= Beginning of Section =

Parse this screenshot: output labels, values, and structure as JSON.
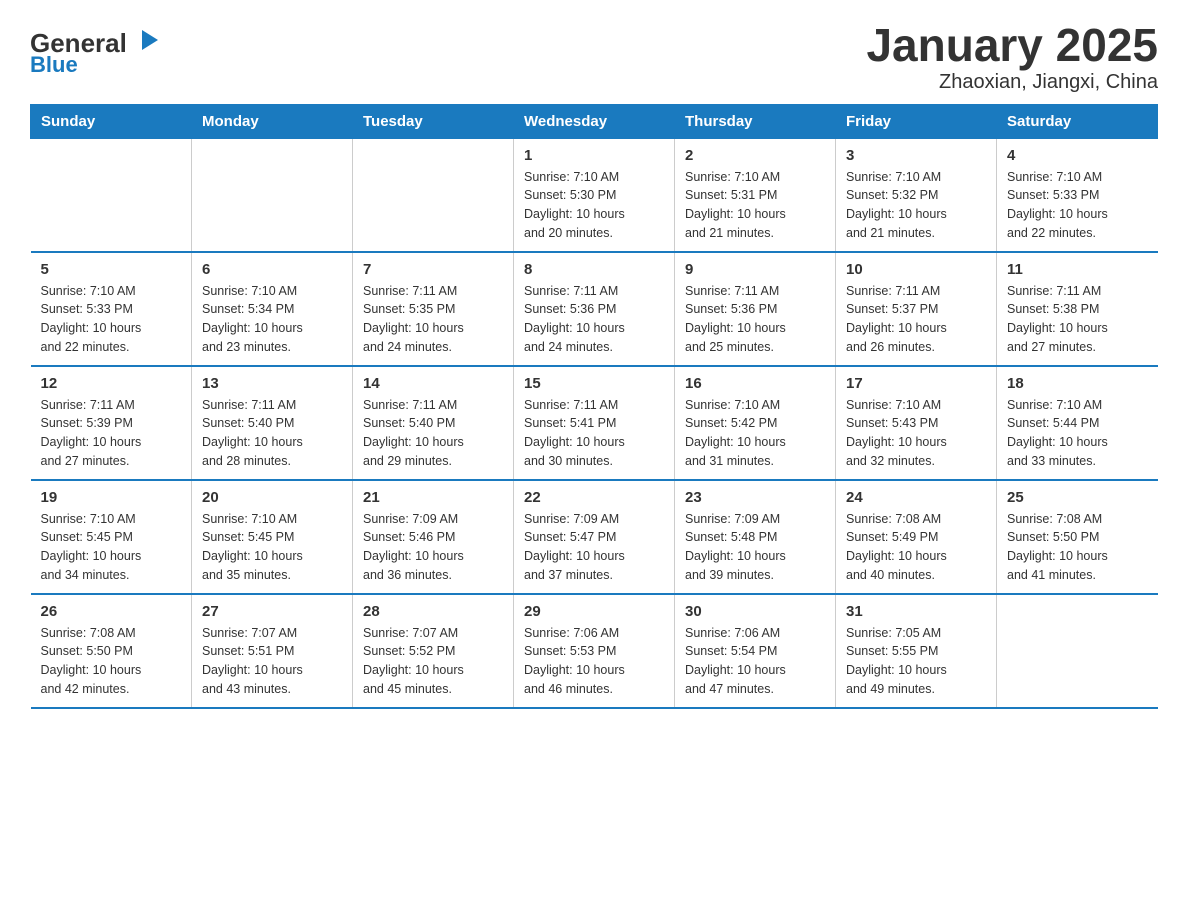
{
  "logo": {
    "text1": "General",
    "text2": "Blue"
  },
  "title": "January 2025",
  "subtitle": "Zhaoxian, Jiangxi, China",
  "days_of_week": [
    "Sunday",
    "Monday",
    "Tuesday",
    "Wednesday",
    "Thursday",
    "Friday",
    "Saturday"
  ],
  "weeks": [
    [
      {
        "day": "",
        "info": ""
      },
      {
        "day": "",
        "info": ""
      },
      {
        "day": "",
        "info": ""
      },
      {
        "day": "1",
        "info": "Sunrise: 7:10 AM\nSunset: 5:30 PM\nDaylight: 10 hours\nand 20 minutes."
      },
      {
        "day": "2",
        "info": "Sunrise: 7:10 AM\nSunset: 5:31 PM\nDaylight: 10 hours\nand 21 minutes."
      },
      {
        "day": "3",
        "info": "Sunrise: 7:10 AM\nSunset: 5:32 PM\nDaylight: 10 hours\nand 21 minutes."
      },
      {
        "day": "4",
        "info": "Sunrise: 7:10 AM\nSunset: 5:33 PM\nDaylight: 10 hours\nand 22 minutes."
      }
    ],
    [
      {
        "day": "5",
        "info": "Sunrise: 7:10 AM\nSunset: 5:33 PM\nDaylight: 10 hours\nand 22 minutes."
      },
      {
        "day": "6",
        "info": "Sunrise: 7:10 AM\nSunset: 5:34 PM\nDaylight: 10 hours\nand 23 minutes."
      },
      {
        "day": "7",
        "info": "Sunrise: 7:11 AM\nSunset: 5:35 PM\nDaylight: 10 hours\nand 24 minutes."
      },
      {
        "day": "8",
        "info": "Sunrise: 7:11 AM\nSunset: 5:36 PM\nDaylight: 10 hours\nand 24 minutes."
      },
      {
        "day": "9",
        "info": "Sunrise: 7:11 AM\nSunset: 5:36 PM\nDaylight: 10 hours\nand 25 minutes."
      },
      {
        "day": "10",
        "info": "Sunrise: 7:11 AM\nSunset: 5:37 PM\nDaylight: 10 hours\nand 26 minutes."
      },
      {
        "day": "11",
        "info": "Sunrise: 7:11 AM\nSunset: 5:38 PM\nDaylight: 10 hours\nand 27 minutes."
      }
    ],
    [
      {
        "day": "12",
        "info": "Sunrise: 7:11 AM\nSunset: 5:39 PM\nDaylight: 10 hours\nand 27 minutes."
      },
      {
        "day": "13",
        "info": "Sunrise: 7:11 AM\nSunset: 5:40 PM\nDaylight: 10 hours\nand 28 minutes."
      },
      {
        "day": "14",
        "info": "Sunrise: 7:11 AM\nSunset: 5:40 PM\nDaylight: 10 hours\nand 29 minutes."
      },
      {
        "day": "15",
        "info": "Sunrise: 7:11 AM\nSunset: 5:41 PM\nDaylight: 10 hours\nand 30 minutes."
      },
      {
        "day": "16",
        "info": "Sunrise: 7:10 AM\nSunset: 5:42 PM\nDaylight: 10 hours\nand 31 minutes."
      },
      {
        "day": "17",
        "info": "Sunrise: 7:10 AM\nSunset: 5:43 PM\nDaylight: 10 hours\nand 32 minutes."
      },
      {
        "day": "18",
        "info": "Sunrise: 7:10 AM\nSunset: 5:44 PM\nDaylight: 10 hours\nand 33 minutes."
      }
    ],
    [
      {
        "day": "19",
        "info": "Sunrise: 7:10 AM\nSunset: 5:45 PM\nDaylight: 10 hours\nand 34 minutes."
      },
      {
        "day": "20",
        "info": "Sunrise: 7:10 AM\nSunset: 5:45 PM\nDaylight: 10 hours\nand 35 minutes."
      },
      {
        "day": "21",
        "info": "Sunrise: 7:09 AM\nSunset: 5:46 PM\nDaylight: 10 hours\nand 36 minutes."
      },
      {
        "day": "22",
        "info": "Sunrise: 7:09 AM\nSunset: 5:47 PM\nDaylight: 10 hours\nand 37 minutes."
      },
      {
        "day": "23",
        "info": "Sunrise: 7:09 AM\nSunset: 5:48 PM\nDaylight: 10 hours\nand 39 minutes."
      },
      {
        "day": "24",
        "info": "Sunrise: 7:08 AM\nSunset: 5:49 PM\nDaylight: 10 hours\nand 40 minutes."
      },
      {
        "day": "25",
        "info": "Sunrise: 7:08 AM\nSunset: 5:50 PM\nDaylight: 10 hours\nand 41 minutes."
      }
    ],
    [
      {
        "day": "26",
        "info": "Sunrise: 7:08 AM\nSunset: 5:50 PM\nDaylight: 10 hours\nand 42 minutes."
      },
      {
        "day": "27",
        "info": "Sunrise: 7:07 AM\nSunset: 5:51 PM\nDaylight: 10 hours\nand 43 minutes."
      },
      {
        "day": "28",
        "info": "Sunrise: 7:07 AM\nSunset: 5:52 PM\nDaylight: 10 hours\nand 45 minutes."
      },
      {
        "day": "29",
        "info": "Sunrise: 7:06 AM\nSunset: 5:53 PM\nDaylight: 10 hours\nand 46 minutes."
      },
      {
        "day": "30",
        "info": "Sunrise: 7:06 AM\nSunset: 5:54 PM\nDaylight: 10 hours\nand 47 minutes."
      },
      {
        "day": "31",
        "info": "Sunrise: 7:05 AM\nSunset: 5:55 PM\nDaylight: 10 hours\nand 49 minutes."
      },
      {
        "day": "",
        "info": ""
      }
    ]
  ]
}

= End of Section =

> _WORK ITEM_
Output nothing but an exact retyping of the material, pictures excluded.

> _PROBLEM SOLUTION_
Parse this screenshot: output labels, values, and structure as JSON.
{
  "logo": {
    "text1": "General",
    "text2": "Blue"
  },
  "title": "January 2025",
  "subtitle": "Zhaoxian, Jiangxi, China",
  "days_of_week": [
    "Sunday",
    "Monday",
    "Tuesday",
    "Wednesday",
    "Thursday",
    "Friday",
    "Saturday"
  ],
  "weeks": [
    [
      {
        "day": "",
        "info": ""
      },
      {
        "day": "",
        "info": ""
      },
      {
        "day": "",
        "info": ""
      },
      {
        "day": "1",
        "info": "Sunrise: 7:10 AM\nSunset: 5:30 PM\nDaylight: 10 hours\nand 20 minutes."
      },
      {
        "day": "2",
        "info": "Sunrise: 7:10 AM\nSunset: 5:31 PM\nDaylight: 10 hours\nand 21 minutes."
      },
      {
        "day": "3",
        "info": "Sunrise: 7:10 AM\nSunset: 5:32 PM\nDaylight: 10 hours\nand 21 minutes."
      },
      {
        "day": "4",
        "info": "Sunrise: 7:10 AM\nSunset: 5:33 PM\nDaylight: 10 hours\nand 22 minutes."
      }
    ],
    [
      {
        "day": "5",
        "info": "Sunrise: 7:10 AM\nSunset: 5:33 PM\nDaylight: 10 hours\nand 22 minutes."
      },
      {
        "day": "6",
        "info": "Sunrise: 7:10 AM\nSunset: 5:34 PM\nDaylight: 10 hours\nand 23 minutes."
      },
      {
        "day": "7",
        "info": "Sunrise: 7:11 AM\nSunset: 5:35 PM\nDaylight: 10 hours\nand 24 minutes."
      },
      {
        "day": "8",
        "info": "Sunrise: 7:11 AM\nSunset: 5:36 PM\nDaylight: 10 hours\nand 24 minutes."
      },
      {
        "day": "9",
        "info": "Sunrise: 7:11 AM\nSunset: 5:36 PM\nDaylight: 10 hours\nand 25 minutes."
      },
      {
        "day": "10",
        "info": "Sunrise: 7:11 AM\nSunset: 5:37 PM\nDaylight: 10 hours\nand 26 minutes."
      },
      {
        "day": "11",
        "info": "Sunrise: 7:11 AM\nSunset: 5:38 PM\nDaylight: 10 hours\nand 27 minutes."
      }
    ],
    [
      {
        "day": "12",
        "info": "Sunrise: 7:11 AM\nSunset: 5:39 PM\nDaylight: 10 hours\nand 27 minutes."
      },
      {
        "day": "13",
        "info": "Sunrise: 7:11 AM\nSunset: 5:40 PM\nDaylight: 10 hours\nand 28 minutes."
      },
      {
        "day": "14",
        "info": "Sunrise: 7:11 AM\nSunset: 5:40 PM\nDaylight: 10 hours\nand 29 minutes."
      },
      {
        "day": "15",
        "info": "Sunrise: 7:11 AM\nSunset: 5:41 PM\nDaylight: 10 hours\nand 30 minutes."
      },
      {
        "day": "16",
        "info": "Sunrise: 7:10 AM\nSunset: 5:42 PM\nDaylight: 10 hours\nand 31 minutes."
      },
      {
        "day": "17",
        "info": "Sunrise: 7:10 AM\nSunset: 5:43 PM\nDaylight: 10 hours\nand 32 minutes."
      },
      {
        "day": "18",
        "info": "Sunrise: 7:10 AM\nSunset: 5:44 PM\nDaylight: 10 hours\nand 33 minutes."
      }
    ],
    [
      {
        "day": "19",
        "info": "Sunrise: 7:10 AM\nSunset: 5:45 PM\nDaylight: 10 hours\nand 34 minutes."
      },
      {
        "day": "20",
        "info": "Sunrise: 7:10 AM\nSunset: 5:45 PM\nDaylight: 10 hours\nand 35 minutes."
      },
      {
        "day": "21",
        "info": "Sunrise: 7:09 AM\nSunset: 5:46 PM\nDaylight: 10 hours\nand 36 minutes."
      },
      {
        "day": "22",
        "info": "Sunrise: 7:09 AM\nSunset: 5:47 PM\nDaylight: 10 hours\nand 37 minutes."
      },
      {
        "day": "23",
        "info": "Sunrise: 7:09 AM\nSunset: 5:48 PM\nDaylight: 10 hours\nand 39 minutes."
      },
      {
        "day": "24",
        "info": "Sunrise: 7:08 AM\nSunset: 5:49 PM\nDaylight: 10 hours\nand 40 minutes."
      },
      {
        "day": "25",
        "info": "Sunrise: 7:08 AM\nSunset: 5:50 PM\nDaylight: 10 hours\nand 41 minutes."
      }
    ],
    [
      {
        "day": "26",
        "info": "Sunrise: 7:08 AM\nSunset: 5:50 PM\nDaylight: 10 hours\nand 42 minutes."
      },
      {
        "day": "27",
        "info": "Sunrise: 7:07 AM\nSunset: 5:51 PM\nDaylight: 10 hours\nand 43 minutes."
      },
      {
        "day": "28",
        "info": "Sunrise: 7:07 AM\nSunset: 5:52 PM\nDaylight: 10 hours\nand 45 minutes."
      },
      {
        "day": "29",
        "info": "Sunrise: 7:06 AM\nSunset: 5:53 PM\nDaylight: 10 hours\nand 46 minutes."
      },
      {
        "day": "30",
        "info": "Sunrise: 7:06 AM\nSunset: 5:54 PM\nDaylight: 10 hours\nand 47 minutes."
      },
      {
        "day": "31",
        "info": "Sunrise: 7:05 AM\nSunset: 5:55 PM\nDaylight: 10 hours\nand 49 minutes."
      },
      {
        "day": "",
        "info": ""
      }
    ]
  ]
}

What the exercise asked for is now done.